Boracay is home to bats, particularly flying foxes, a species of that is endangered. These bats are mainly responsible for pollinating crops and trees to bear fruit. The non-government organization Friends of the Flying Foxes regularly holds observations and counting of bats events in the evening, where tourists can help. Check their Facebook page if there are any bat count activities during your Boracay trip. They also accept donations, as they plan to do more wildlife research and to raise more awareness.
If you happen to spot a turtle while snorkeling or diving in Boracay, take a photo and send it to Boracay Turtles, a citizen science research initiative to conserve the island’s marine turtles. The initiative started after several turtles were found dead within a span of 6 months starting December 2015.
Where to eat
With the many restaurants and food stalls around the island, you can have fun going on an island food trip. If you are on a backpacker budget, you can easily eat at carinderias or roadside food stalls for below P100, or even below P50. There are also simple food establishments that serve food for P150 and below. All these can be found on the main road and its side streets. The pricier restaurants are usually along White Beach.
For fresh and affordable seafood, go to D’Talipapa near D’Mall, where you can buy them fresh and have them cooked to your liking.
There are also many Boracay restaurants serving different cuisines for different budgets. Below are photos of some examples.
Activities beyond the island
If you have more time, you can visit other places in mainland Aklan.
One of the most popular day tours on the mainland is the interactive Motag Living Museum, where you can see traditional farming methods and other practices, like weaving, in action, and hear Malaynon folk songs. Rate usually starts at P1,200.

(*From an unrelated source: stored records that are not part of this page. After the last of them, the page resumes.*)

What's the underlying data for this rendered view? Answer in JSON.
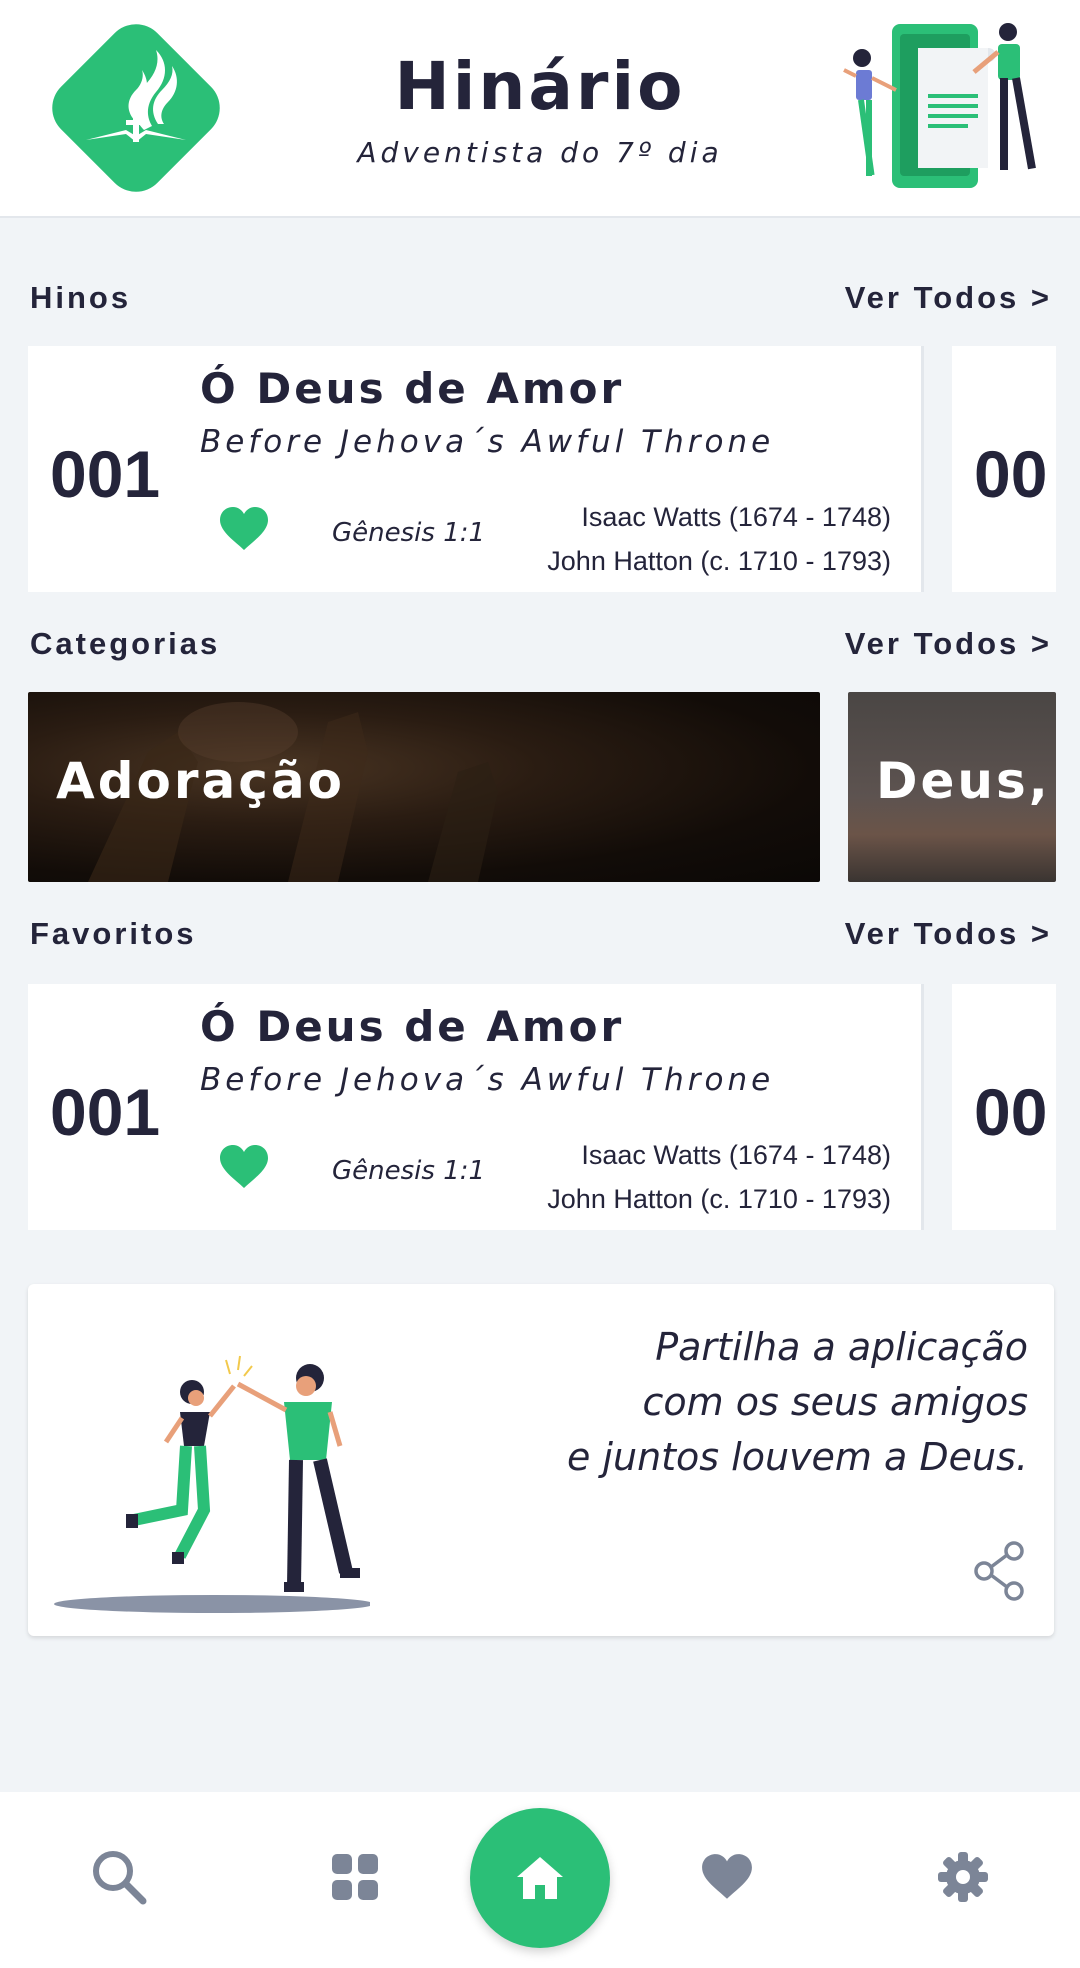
{
  "app": {
    "title": "Hinário",
    "subtitle": "Adventista do 7º dia"
  },
  "sections": {
    "hinos": {
      "title": "Hinos",
      "link": "Ver Todos >"
    },
    "categorias": {
      "title": "Categorias",
      "link": "Ver Todos >"
    },
    "favoritos": {
      "title": "Favoritos",
      "link": "Ver Todos >"
    }
  },
  "hymns": [
    {
      "number": "001",
      "title": "Ó Deus de Amor",
      "original": "Before Jehova´s Awful Throne",
      "verse": "Gênesis 1:1",
      "author1": "Isaac Watts (1674 - 1748)",
      "author2": "John Hatton (c. 1710 - 1793)",
      "favorite": true
    }
  ],
  "hymn_peek": {
    "number": "00"
  },
  "favorites": [
    {
      "number": "001",
      "title": "Ó Deus de Amor",
      "original": "Before Jehova´s Awful Throne",
      "verse": "Gênesis 1:1",
      "author1": "Isaac Watts (1674 - 1748)",
      "author2": "John Hatton (c. 1710 - 1793)",
      "favorite": true
    }
  ],
  "favorite_peek": {
    "number": "00"
  },
  "categories": [
    {
      "label": "Adoração"
    },
    {
      "label": "Deus, o"
    }
  ],
  "share": {
    "line1": "Partilha a aplicação",
    "line2": "com os seus amigos",
    "line3": "e juntos louvem a Deus."
  },
  "nav": {
    "items": [
      "search-icon",
      "grid-icon",
      "home-icon",
      "heart-icon",
      "gear-icon"
    ],
    "active": "home-icon"
  },
  "colors": {
    "accent": "#2bbf77",
    "text": "#24243a",
    "icon_muted": "#7c8597",
    "background": "#f1f4f7"
  }
}
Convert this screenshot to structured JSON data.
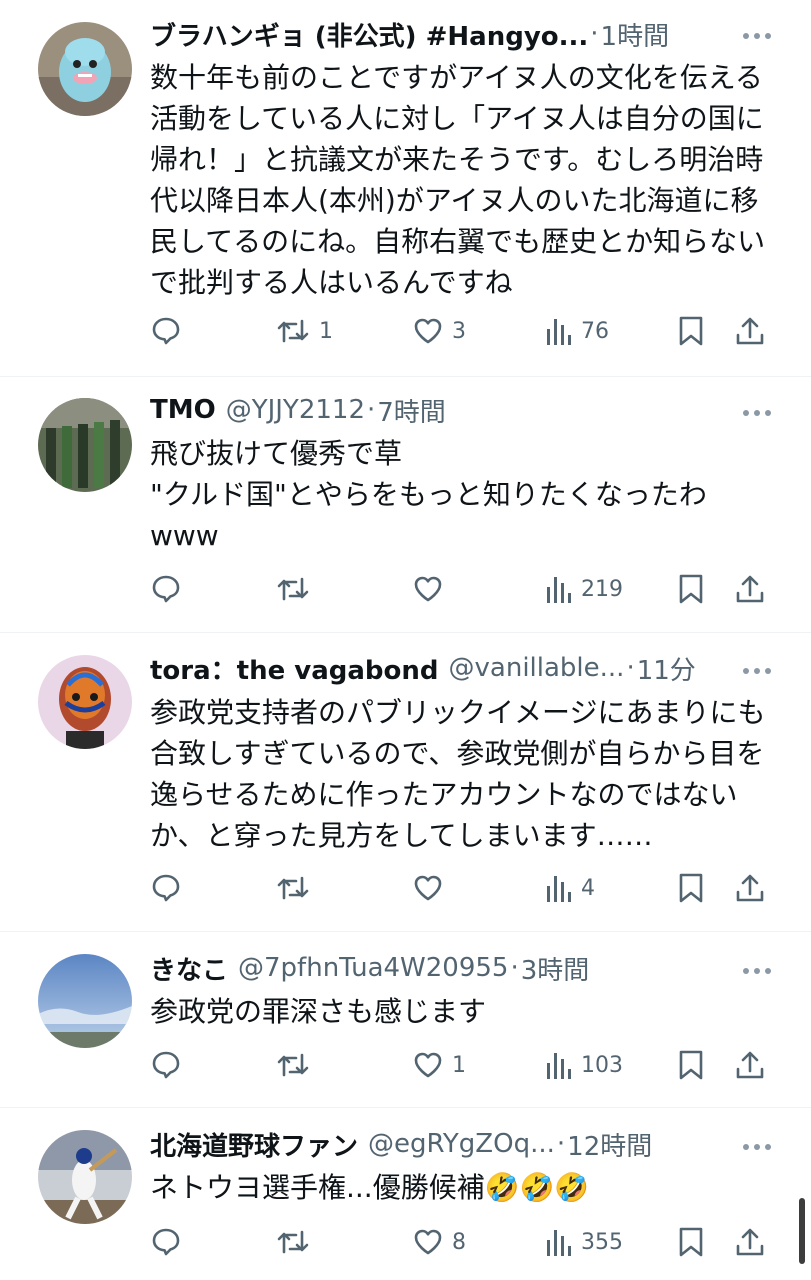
{
  "tweets": [
    {
      "name": "ブラハンギョ (非公式) #Hangyo...",
      "handle": "",
      "time": "1時間",
      "text": "数十年も前のことですがアイヌ人の文化を伝える活動をしている人に対し「アイヌ人は自分の国に帰れ！」と抗議文が来たそうです。むしろ明治時代以降日本人(本州)がアイヌ人のいた北海道に移民してるのにね。自称右翼でも歴史とか知らないで批判する人はいるんですね",
      "replies": "",
      "retweets": "1",
      "likes": "3",
      "views": "76",
      "avatar": "hangyodon-avatar"
    },
    {
      "name": "TMO",
      "handle": "@YJJY2112",
      "time": "7時間",
      "text": "飛び抜けて優秀で草\n\"クルド国\"とやらをもっと知りたくなったわwww",
      "replies": "",
      "retweets": "",
      "likes": "",
      "views": "219",
      "avatar": "machinery-avatar"
    },
    {
      "name": "tora：the vagabond",
      "handle": "@vanillable...",
      "time": "11分",
      "text": "参政党支持者のパブリックイメージにあまりにも合致しすぎているので、参政党側が自らから目を逸らせるために作ったアカウントなのではないか、と穿った見方をしてしまいます……",
      "replies": "",
      "retweets": "",
      "likes": "",
      "views": "4",
      "avatar": "colorful-head-avatar"
    },
    {
      "name": "きなこ",
      "handle": "@7pfhnTua4W20955",
      "time": "3時間",
      "text": "参政党の罪深さも感じます",
      "replies": "",
      "retweets": "",
      "likes": "1",
      "views": "103",
      "avatar": "sky-avatar"
    },
    {
      "name": "北海道野球ファン",
      "handle": "@egRYgZOq...",
      "time": "12時間",
      "text": "ネトウヨ選手権...優勝候補🤣🤣🤣",
      "replies": "",
      "retweets": "",
      "likes": "8",
      "views": "355",
      "avatar": "baseball-avatar"
    }
  ],
  "colors": {
    "text": "#0f1419",
    "secondary": "#536471",
    "divider": "#eff3f4"
  }
}
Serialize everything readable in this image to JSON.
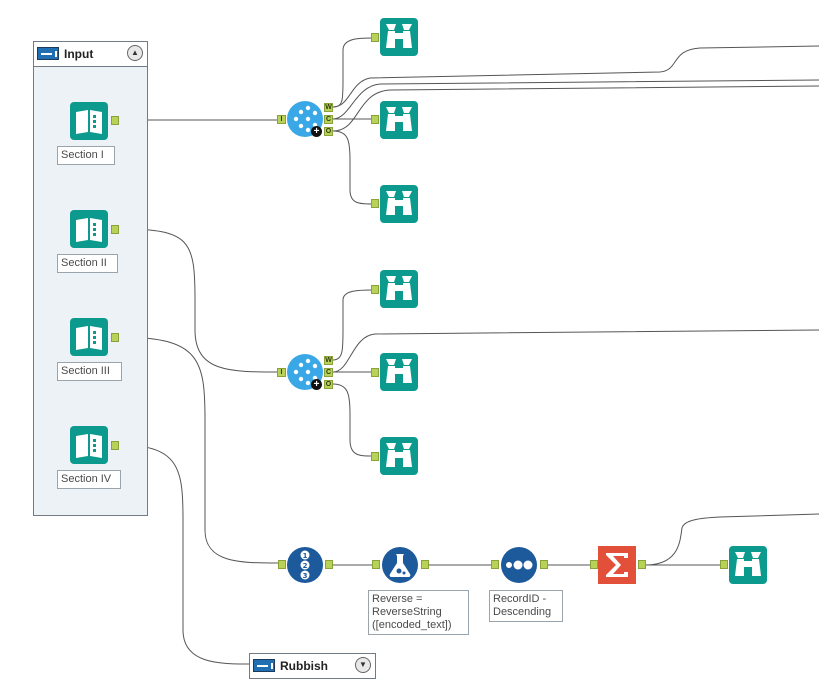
{
  "colors": {
    "teal": "#0b9a8d",
    "blue_light": "#3aa8e6",
    "blue_dark": "#1c5a9c",
    "sum_red": "#e2503a",
    "anchor_green": "#b8d257",
    "wire": "#555555",
    "container_border": "#707b86",
    "container_bg": "#edf2f6"
  },
  "containers": {
    "input": {
      "title": "Input"
    },
    "rubbish": {
      "title": "Rubbish"
    }
  },
  "inputs": [
    {
      "label": "Section I",
      "icon": "book-icon"
    },
    {
      "label": "Section II",
      "icon": "book-icon"
    },
    {
      "label": "Section III",
      "icon": "book-icon"
    },
    {
      "label": "Section IV",
      "icon": "book-icon"
    }
  ],
  "join_anchors": {
    "input": "I",
    "out_w": "W",
    "out_c": "C",
    "out_o": "O"
  },
  "formula": {
    "label": "Reverse =\nReverseString\n([encoded_text])",
    "icon": "formula-flask-icon"
  },
  "recordid": {
    "label": "RecordID -\nDescending",
    "icon": "recordid-dots-icon"
  },
  "summarize": {
    "icon": "sigma-icon"
  },
  "browse": {
    "icon": "binoculars-icon"
  },
  "tile": {
    "icon": "tile-123-icon"
  }
}
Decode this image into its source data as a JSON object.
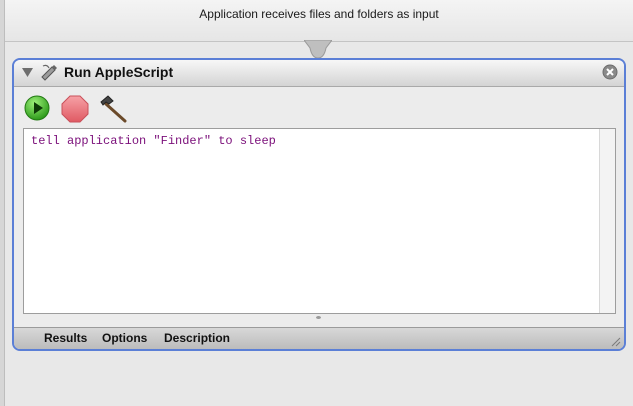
{
  "workflow": {
    "input_description": "Application receives files and folders as input"
  },
  "action": {
    "title": "Run AppleScript",
    "accent_color": "#5b7fd6",
    "icons": {
      "disclosure": "disclosure-triangle-icon",
      "action": "applescript-icon",
      "close": "close-icon"
    },
    "toolbar": {
      "run_icon": "play-icon",
      "stop_icon": "stop-icon",
      "compile_icon": "hammer-icon"
    },
    "script": "tell application \"Finder\" to sleep",
    "tabs": [
      {
        "label": "Results"
      },
      {
        "label": "Options"
      },
      {
        "label": "Description"
      }
    ]
  }
}
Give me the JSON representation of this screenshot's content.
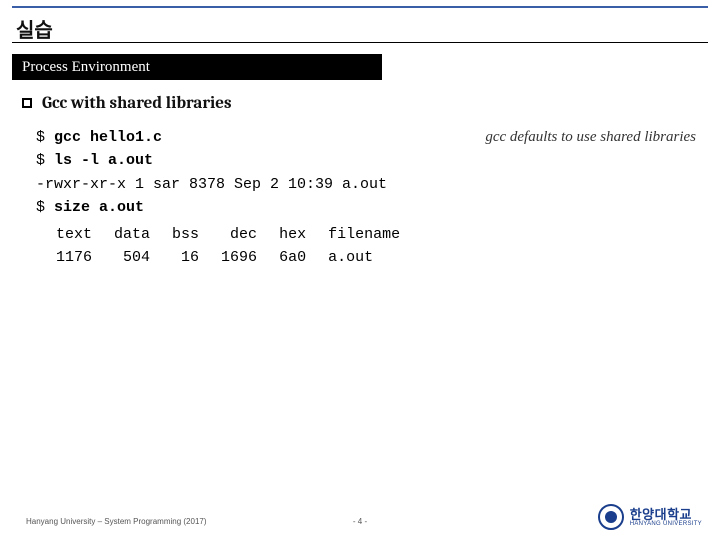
{
  "header": {
    "title": "실습"
  },
  "section": {
    "label": "Process Environment"
  },
  "subhead": {
    "text": "Gcc with shared libraries"
  },
  "terminal": {
    "note": "gcc defaults to use shared libraries",
    "line1_prompt": "$ ",
    "line1_cmd": "gcc hello1.c",
    "line2_prompt": "$ ",
    "line2_cmd": "ls -l a.out",
    "line3": "-rwxr-xr-x  1 sar         8378 Sep 2 10:39 a.out",
    "line4_prompt": "$ ",
    "line4_cmd": "size a.out",
    "size_headers": [
      "text",
      "data",
      "bss",
      "dec",
      "hex",
      "filename"
    ],
    "size_values": [
      "1176",
      "504",
      "16",
      "1696",
      "6a0",
      "a.out"
    ]
  },
  "footer": {
    "left": "Hanyang University – System Programming (2017)",
    "page": "- 4 -",
    "logo_ko": "한양대학교",
    "logo_en": "HANYANG UNIVERSITY"
  }
}
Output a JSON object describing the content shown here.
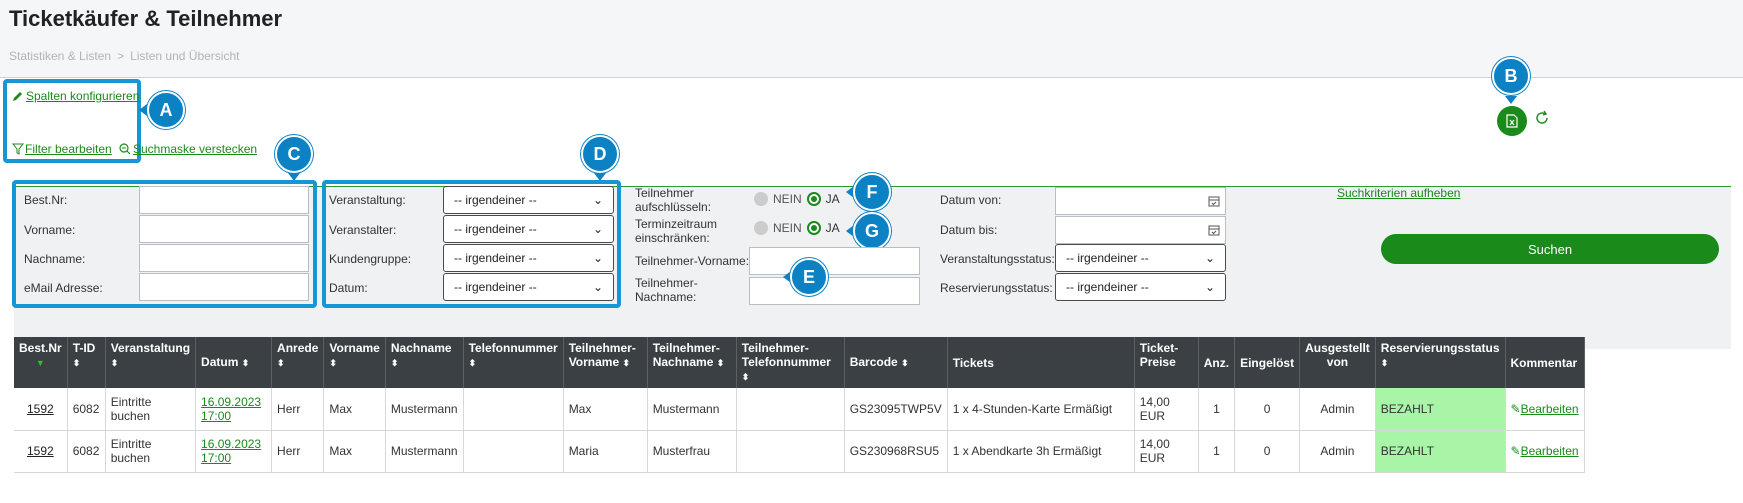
{
  "page": {
    "title": "Ticketkäufer & Teilnehmer"
  },
  "breadcrumb": {
    "items": [
      "Statistiken & Listen",
      "Listen und Übersicht"
    ],
    "separator": ">"
  },
  "toolbar": {
    "configure_columns": "Spalten konfigurieren",
    "edit_filter": "Filter bearbeiten",
    "hide_search": "Suchmaske verstecken",
    "export_icon": "excel-icon",
    "refresh_icon": "refresh-icon"
  },
  "callouts": {
    "a": "A",
    "b": "B",
    "c": "C",
    "d": "D",
    "e": "E",
    "f": "F",
    "g": "G"
  },
  "search": {
    "order_nr_label": "Best.Nr:",
    "firstname_label": "Vorname:",
    "lastname_label": "Nachname:",
    "email_label": "eMail Adresse:",
    "event_label": "Veranstaltung:",
    "organizer_label": "Veranstalter:",
    "customer_group_label": "Kundengruppe:",
    "date_label": "Datum:",
    "any": "-- irgendeiner --",
    "split_participants_label_1": "Teilnehmer",
    "split_participants_label_2": "aufschlüsseln:",
    "restrict_timeframe_label_1": "Terminzeitraum",
    "restrict_timeframe_label_2": "einschränken:",
    "no": "NEIN",
    "yes": "JA",
    "participant_firstname_label": "Teilnehmer-Vorname:",
    "participant_lastname_label_1": "Teilnehmer-",
    "participant_lastname_label_2": "Nachname:",
    "date_from_label": "Datum von:",
    "date_to_label": "Datum bis:",
    "event_status_label": "Veranstaltungsstatus:",
    "reservation_status_label": "Reservierungsstatus:",
    "clear_criteria": "Suchkriterien aufheben",
    "search_button": "Suchen"
  },
  "table": {
    "headers": {
      "order_nr": "Best.Nr",
      "tid": "T-ID",
      "event": "Veranstaltung",
      "date": "Datum",
      "salutation": "Anrede",
      "firstname": "Vorname",
      "lastname": "Nachname",
      "phone": "Telefonnummer",
      "p_firstname_1": "Teilnehmer-",
      "p_firstname_2": "Vorname",
      "p_lastname_1": "Teilnehmer-",
      "p_lastname_2": "Nachname",
      "p_phone_1": "Teilnehmer-",
      "p_phone_2": "Telefonnummer",
      "barcode": "Barcode",
      "tickets": "Tickets",
      "price_1": "Ticket-",
      "price_2": "Preise",
      "qty": "Anz.",
      "redeemed": "Eingelöst",
      "issued_by_1": "Ausgestellt",
      "issued_by_2": "von",
      "res_status": "Reservierungsstatus",
      "comment": "Kommentar"
    },
    "rows": [
      {
        "order_nr": "1592",
        "tid": "6082",
        "event_1": "Eintritte",
        "event_2": "buchen",
        "date_1": "16.09.2023",
        "date_2": "17:00",
        "salutation": "Herr",
        "firstname": "Max",
        "lastname": "Mustermann",
        "phone": "",
        "p_firstname": "Max",
        "p_lastname": "Mustermann",
        "p_phone": "",
        "barcode": "GS23095TWP5V",
        "tickets": "1 x 4-Stunden-Karte Ermäßigt",
        "price": "14,00 EUR",
        "qty": "1",
        "redeemed": "0",
        "issued_by": "Admin",
        "res_status": "BEZAHLT",
        "comment": "Bearbeiten"
      },
      {
        "order_nr": "1592",
        "tid": "6082",
        "event_1": "Eintritte",
        "event_2": "buchen",
        "date_1": "16.09.2023",
        "date_2": "17:00",
        "salutation": "Herr",
        "firstname": "Max",
        "lastname": "Mustermann",
        "phone": "",
        "p_firstname": "Maria",
        "p_lastname": "Musterfrau",
        "p_phone": "",
        "barcode": "GS230968RSU5",
        "tickets": "1 x Abendkarte 3h Ermäßigt",
        "price": "14,00 EUR",
        "qty": "1",
        "redeemed": "0",
        "issued_by": "Admin",
        "res_status": "BEZAHLT",
        "comment": "Bearbeiten"
      }
    ]
  },
  "colors": {
    "accent": "#1a8a1a",
    "callout": "#0c82c4",
    "paid": "#a8f5a8",
    "header_bg": "#3a4044"
  }
}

An off-the-beaten-path tour with nature would be a forest trek and a dip at Nabaoy River,which is just nearby and in the same municipality as Boracay. Rate usually starts at P1,500.
A picturesque destination would be Nabas Wind Farm in the neighboring municipality. Its wind turbines are visible from Boracay White Beach. It is just a 15-minute tricycle ride away from Caticlan, followed by another 15-minute motorbike ride. (READ: 6 Underrated, stunning Visayas destinations)
Whether on the usual or off-the-beaten track, Boracay has a charm that continues to attract tourists. Enjoy it during your visit!
Claire Madarang is a writer, traveler, and seeker who believes in traveling light, particularly in the inner journey. She is also a researcher and documenter. Her work and wanderlust takes her to adventures like backpacking for seven weeks and exploring remote islands and bustling cities alike. Follow her adventures, travel tips, and epiphanies at Traveling Light and on her Instagram.